When something like that happens you don't really notice it right away. I asked my co worker to get me a band-aid and to help me get it of. I didn't feel the pain or get worked up until someone else started screaming and pointing out the pool of blood, like 5 minutes after it happened.

Applying pressure will help stop the bleeding, ice will constrict the blood vessels and that would help too. There is this gel stuff that soldiers carry when they are on missions that causes the bleeding to stop right away, i dont know quite how it works.

As far as pain goes, it doesn't stop for a long time. Especially if nerves are involved. It took about 30 minutes for me to get any type of pain medication and i can hardly remember it. During the initial treatment, it started to feel like i was watching it happen to someone else. It still hurt like heck but my mind kinda checked out.
If she is going to get a completely new finger then i assume it wouldn't hurt once its done growing in? the healing process will be very painful though. It will have a major impact on her depending on the fingers and which is her dominant hand. This happened to me in 2007 and i still have pain from time to time.

shaldna
06-08-2012, 11:56 PM
I plan for one of my characters to lose a finger in a fight.

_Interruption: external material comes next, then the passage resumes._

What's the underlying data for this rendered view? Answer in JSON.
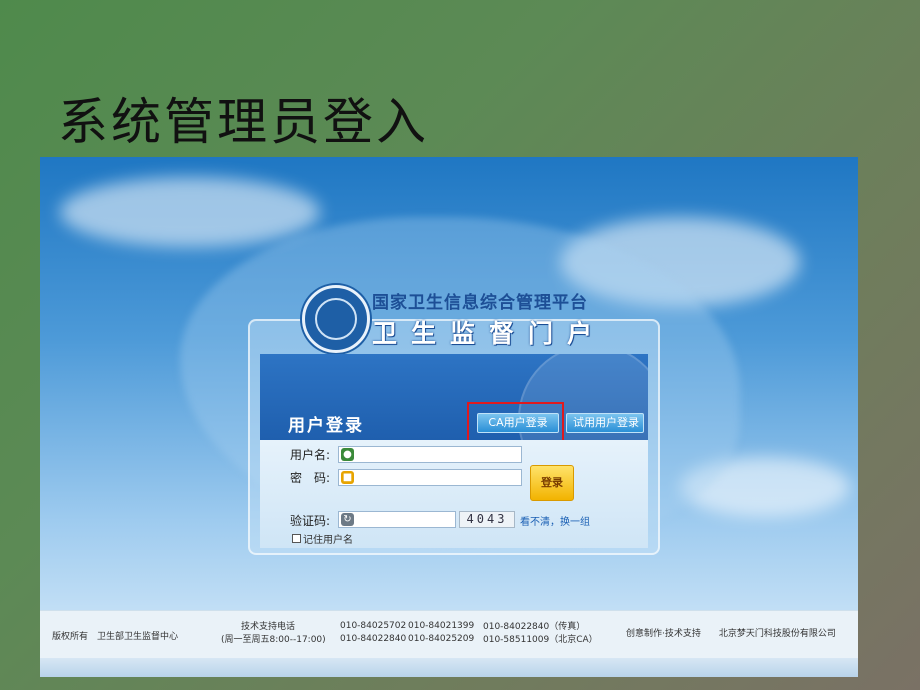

She can regenerate lost body parts so it's not a permanent problem, but I want to know how it would effect her in the immediate situation.
How much bleeding results from a completely severed finger? And does a wound like that stay horribly painful for long or does it numb after a while? And how much power does one's grip lose? I haven't fully decided on a finger but I'm leaning towards the index finger.

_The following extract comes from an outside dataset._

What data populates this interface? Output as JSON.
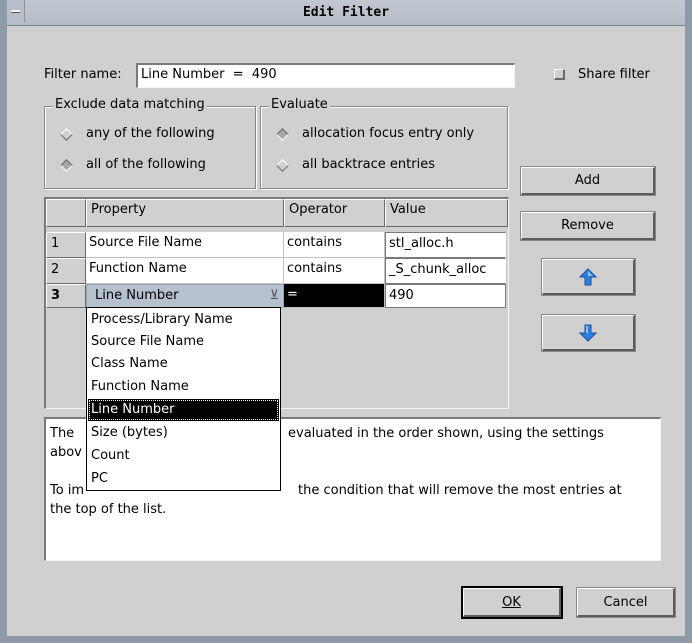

I don't know about fingers, but my uncle managed to cut three of his toes off with a lawnmower. The shock tided him over, and while the initial blood loss wasn't the most significant factor, in part because his friend had the sense to tourniquet his lower leg, there was big risk of infection, that much I do remember.

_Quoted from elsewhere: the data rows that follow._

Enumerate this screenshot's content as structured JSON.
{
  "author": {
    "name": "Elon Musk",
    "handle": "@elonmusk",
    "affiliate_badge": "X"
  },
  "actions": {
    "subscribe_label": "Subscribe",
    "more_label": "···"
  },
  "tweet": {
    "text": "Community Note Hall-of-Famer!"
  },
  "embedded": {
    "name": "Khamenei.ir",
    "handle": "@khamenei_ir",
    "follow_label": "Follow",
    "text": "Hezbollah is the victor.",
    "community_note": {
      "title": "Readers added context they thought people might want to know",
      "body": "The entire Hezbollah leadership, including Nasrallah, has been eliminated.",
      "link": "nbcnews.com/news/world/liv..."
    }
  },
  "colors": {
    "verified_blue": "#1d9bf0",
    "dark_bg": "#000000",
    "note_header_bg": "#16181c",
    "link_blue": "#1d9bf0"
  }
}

He had to have surgery to properly amputate the toes (they got pretty chewed in the mower and what was left wouldn't have healed properly)

He was on crutches for a long time, and in pain for months, not to mention the swelling, subsequent infections, learning to rebalance and walk again etc.

pandaponies
06-09-2012, 03:07 AM
I had all 4 fingers (not thumb) stuck in a meat tenderizer (Basically 2 steel rolling pins covered in spikes that squeeze and puncture a 1 1/2 in thick piece of meat in like 1/2 in thick) when i was working in a deli/butcher shop. They did not get severed but were pretty much pulverized into a mush of bone, tissue, and blood.
*horrified face* O________O


Everyone else has already given really good info. My personal experience = finger injuries bleed a HELL of a lot (look much worse than they are) and numb very quickly. I didn't lose them, but I badly injured 3 fingers on my dominant hand. When it very first happened, it hurt so badly I couldn't even cry (or breathe, really) and within about... I'm going to say 30 seconds... they numbed and didn't regain feeling for probably 20 minutes. Then they just hurt like crazy and my hand was useless for weeks, but that's not the relevant part. ;)